Lauren is passionate about her pro bono practice and community service. Lauren will soon argue before a California Court of Appeal to have her client’s life sentence vacated due to fundamental changes in California’s felony murder law. Lauren is also representing a Guatemalan father and daughter seeking Federal Tort Claims Act relief after they were forcibly separated at the U.S. border while seeking asylum. In addition, the Justice & Diversity Center of the Bar Association of San Francisco recognized Lauren as an Outstanding Volunteer in Public Service in 2018 for her work helping homeless clients clear outstanding warrants barring them from access to federal benefits.
Posts by: Lauren Kessler
The stakes couldn’t be higher in the race amongst Silicon Valley self-driving companies vying to be the first to bring the industry-changing technology to market. With competition so steep, and the potential value counted in the trillions, the efforts to protect this technology have given rise to frequent trade secrets theft disputes.
In the most recent instance of alleged autonomous vehicle technology trade secret theft, a federal district court judge ordered the former director of hardware of WeRide Corp., Kun Huang, to return all files he allegedly downloaded from WeRide before his departure in 2018. WeRide formerly credited Huang with its success in becoming the fastest autonomous vehicle company to complete its first public road test. Now, WeRide alleges Huang copied confidential information from a company shared-laptop, deleted files from the laptop, cleared its web browsing history, and then erased the hard drive on his WeRide-issued personal MacBook. Shortly thereafter, Huang began working at Zhong Zhi Xing Technology Co., Ltd. (ZZX), another defendant in the case, which WeRide alleges was founded by its former CEO, Jing Wang, also named as a defendant.

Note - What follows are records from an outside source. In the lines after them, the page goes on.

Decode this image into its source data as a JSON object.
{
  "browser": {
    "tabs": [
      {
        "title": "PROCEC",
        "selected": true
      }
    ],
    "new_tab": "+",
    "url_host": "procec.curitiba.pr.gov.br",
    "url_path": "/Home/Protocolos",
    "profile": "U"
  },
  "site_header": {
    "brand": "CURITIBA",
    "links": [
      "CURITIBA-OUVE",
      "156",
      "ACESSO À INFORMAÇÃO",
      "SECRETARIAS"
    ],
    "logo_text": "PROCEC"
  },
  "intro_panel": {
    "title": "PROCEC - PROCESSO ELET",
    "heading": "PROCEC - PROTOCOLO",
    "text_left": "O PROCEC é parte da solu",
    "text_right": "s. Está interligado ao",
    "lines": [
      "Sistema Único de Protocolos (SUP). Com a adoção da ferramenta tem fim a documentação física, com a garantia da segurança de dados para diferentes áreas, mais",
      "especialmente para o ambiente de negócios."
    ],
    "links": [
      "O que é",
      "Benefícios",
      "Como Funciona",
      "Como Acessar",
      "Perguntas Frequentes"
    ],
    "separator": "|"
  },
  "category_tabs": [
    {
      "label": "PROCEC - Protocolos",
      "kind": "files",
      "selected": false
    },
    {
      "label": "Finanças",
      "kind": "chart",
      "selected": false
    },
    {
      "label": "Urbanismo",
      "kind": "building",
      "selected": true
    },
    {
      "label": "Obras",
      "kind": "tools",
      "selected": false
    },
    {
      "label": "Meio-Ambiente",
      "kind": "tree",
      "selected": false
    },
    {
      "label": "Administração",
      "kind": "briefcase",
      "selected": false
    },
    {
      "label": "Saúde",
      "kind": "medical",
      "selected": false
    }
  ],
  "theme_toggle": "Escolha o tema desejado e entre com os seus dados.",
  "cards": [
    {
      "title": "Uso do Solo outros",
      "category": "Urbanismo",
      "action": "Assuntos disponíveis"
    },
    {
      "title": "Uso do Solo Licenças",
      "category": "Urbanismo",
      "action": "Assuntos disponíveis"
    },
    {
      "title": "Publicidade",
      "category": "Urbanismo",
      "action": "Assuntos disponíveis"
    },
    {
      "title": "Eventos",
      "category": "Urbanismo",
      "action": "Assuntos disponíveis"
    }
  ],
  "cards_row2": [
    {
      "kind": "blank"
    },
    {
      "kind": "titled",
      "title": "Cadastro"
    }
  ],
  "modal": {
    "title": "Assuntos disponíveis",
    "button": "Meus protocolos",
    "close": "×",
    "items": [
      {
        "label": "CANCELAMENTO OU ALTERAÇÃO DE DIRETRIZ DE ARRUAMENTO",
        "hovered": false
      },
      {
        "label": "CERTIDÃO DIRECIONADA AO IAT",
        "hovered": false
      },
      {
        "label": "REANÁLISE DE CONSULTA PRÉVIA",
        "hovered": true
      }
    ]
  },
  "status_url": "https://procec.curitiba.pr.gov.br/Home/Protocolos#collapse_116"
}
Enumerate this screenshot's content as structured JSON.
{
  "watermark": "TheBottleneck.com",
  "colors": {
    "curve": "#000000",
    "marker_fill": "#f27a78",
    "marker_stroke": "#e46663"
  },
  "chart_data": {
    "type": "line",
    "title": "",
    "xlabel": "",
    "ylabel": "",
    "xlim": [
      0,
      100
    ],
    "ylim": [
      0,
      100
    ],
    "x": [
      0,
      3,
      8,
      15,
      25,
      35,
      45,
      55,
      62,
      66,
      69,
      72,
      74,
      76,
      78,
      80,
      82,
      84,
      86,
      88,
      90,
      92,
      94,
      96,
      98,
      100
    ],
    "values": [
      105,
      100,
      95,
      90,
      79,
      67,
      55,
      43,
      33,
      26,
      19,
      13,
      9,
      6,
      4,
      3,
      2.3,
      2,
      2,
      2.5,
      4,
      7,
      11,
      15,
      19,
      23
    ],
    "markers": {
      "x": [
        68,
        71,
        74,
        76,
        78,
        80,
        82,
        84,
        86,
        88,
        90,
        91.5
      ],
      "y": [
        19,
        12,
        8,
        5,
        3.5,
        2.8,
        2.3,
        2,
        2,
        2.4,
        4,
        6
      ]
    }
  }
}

Based on these allegations, the Court granted WeRide a preliminary injunction against Huang and his new companies, ZZX and a related entity AllRide.AI, Inc., barring these parties from using or sharing WeRide’s trade secrets and requiring them to return all WeRide materials within four days of the order.
This case is but one of many recent trade secret disputes amongst Silicon Valley autonomous vehicle technology companies. And with autonomous vehicle employee turnover high and trillions of dollars at stake, we expect to see many more trade secret disputes arise.
In the world of election politics, arms-length dealing with political adversaries is a delicate dance. Recently, TargetSmart, a Democratic data firm learned how risky even negotiating with those on the same side of the aisle can be. On June 28, 2018, TargetSmart filed a complaint in the District Court of Massachusetts against GHP, a Boston-based investment firm, and Catalist, TargetSmart’s competitor in the Democratic consulting space, seeking damages and permanent injunctive relief for misappropriation of trade secrets, breach of contract, and other claims arising from a merger negotiation gone-wrong. READ MORE
In every trade secrets case, the plaintiff faces the same fundamental dilemma: In order to enforce their rights in court, they must identify (at least to some degree) the trade secrets at issue. Although California has adopted a reasonable particularity requirement by statute, how much detail plaintiffs must provide when identifying their trade secrets in litigation continues to vary state-by-state. The answer is no clearer under federal law, as the Defend Trade Secrets Act is silent as to this issue.
Notwithstanding, the level of particularity required is an ongoing issue that courts continue to grapple with. For example, Texas’s highest court may weigh in for the first time on the degree of specificity plaintiffs must provide when identifying trade secrets allegedly misappropriated under the Texas Uniform Trade Secrets Act (TUTSA). READ MORE